WASHINGTON — A superior court judge ruled Tuesday thatthe North Thurston County School District violated the constitutionalrights of a student who was suspended for ridiculing a schooladministrator on his personal Web site.

Judge Thomas McPhee found that because former Timberline HighSchool student Karl Beidler’s Web site was not an on-campus activityand did not create a substantial disruption of the school day,school officials were not justified in punishing him for it.

"Even with the vastly increased opportunity to speak andbe heard created by the Internet, the exceptions to First Amendmentprotection for student speech remain narrowly drawn even for immatureand foolishly defiant students such as Mr. Beidler," McPheesaid in his decision. "Schools can and will adjust to thenew challenges created by such students and the Internet, butnot at the expense of the First Amendment."

Timberline High School officials expelled Beidler in January1999 after discovering his Web site, which included images ofthe school’s assistant principal having sex with cartoon characterHomer Simpson. After missing a month of classes, Beidler was allowedto enroll in an alternative school. He returned to Timberlinelast fall and has since graduated.

Robert Hedrick, an ACLU cooperating attorney, represented Beidler.He called Tuesday’s ruling "a victory for students acrossthe country."

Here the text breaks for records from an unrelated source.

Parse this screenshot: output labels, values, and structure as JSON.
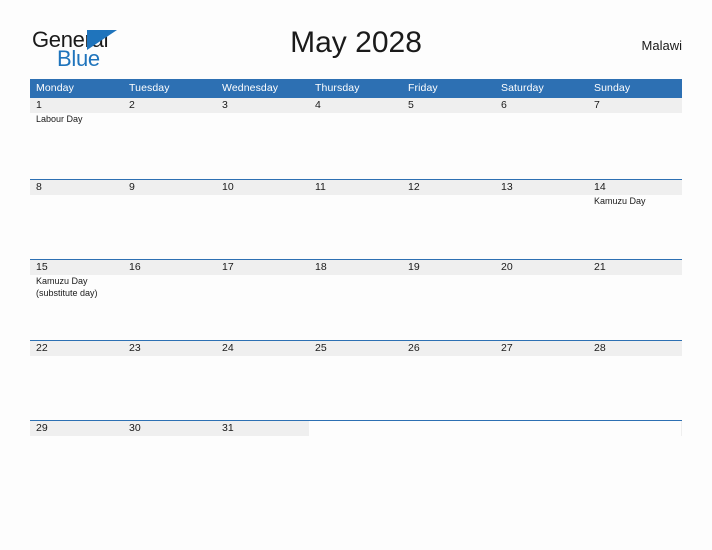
{
  "brand": {
    "word_one": "General",
    "word_two": "Blue",
    "flag_icon": "triangle-flag-icon",
    "color_primary": "#1f74bc",
    "color_text": "#1a1a1a"
  },
  "header": {
    "title": "May 2028",
    "country": "Malawi"
  },
  "calendar": {
    "header_bg": "#2d70b3",
    "band_bg": "#efefef",
    "weekdays": [
      "Monday",
      "Tuesday",
      "Wednesday",
      "Thursday",
      "Friday",
      "Saturday",
      "Sunday"
    ],
    "weeks": [
      {
        "days": [
          {
            "date": "1",
            "events": [
              "Labour Day"
            ]
          },
          {
            "date": "2",
            "events": []
          },
          {
            "date": "3",
            "events": []
          },
          {
            "date": "4",
            "events": []
          },
          {
            "date": "5",
            "events": []
          },
          {
            "date": "6",
            "events": []
          },
          {
            "date": "7",
            "events": []
          }
        ]
      },
      {
        "days": [
          {
            "date": "8",
            "events": []
          },
          {
            "date": "9",
            "events": []
          },
          {
            "date": "10",
            "events": []
          },
          {
            "date": "11",
            "events": []
          },
          {
            "date": "12",
            "events": []
          },
          {
            "date": "13",
            "events": []
          },
          {
            "date": "14",
            "events": [
              "Kamuzu Day"
            ]
          }
        ]
      },
      {
        "days": [
          {
            "date": "15",
            "events": [
              "Kamuzu Day",
              "(substitute day)"
            ]
          },
          {
            "date": "16",
            "events": []
          },
          {
            "date": "17",
            "events": []
          },
          {
            "date": "18",
            "events": []
          },
          {
            "date": "19",
            "events": []
          },
          {
            "date": "20",
            "events": []
          },
          {
            "date": "21",
            "events": []
          }
        ]
      },
      {
        "days": [
          {
            "date": "22",
            "events": []
          },
          {
            "date": "23",
            "events": []
          },
          {
            "date": "24",
            "events": []
          },
          {
            "date": "25",
            "events": []
          },
          {
            "date": "26",
            "events": []
          },
          {
            "date": "27",
            "events": []
          },
          {
            "date": "28",
            "events": []
          }
        ]
      },
      {
        "days": [
          {
            "date": "29",
            "events": []
          },
          {
            "date": "30",
            "events": []
          },
          {
            "date": "31",
            "events": []
          },
          {
            "date": "",
            "events": []
          },
          {
            "date": "",
            "events": []
          },
          {
            "date": "",
            "events": []
          },
          {
            "date": "",
            "events": []
          }
        ]
      }
    ]
  }
}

"This case says students have First Amendment rights whenposting Web pages on the Internet," Hedrick said.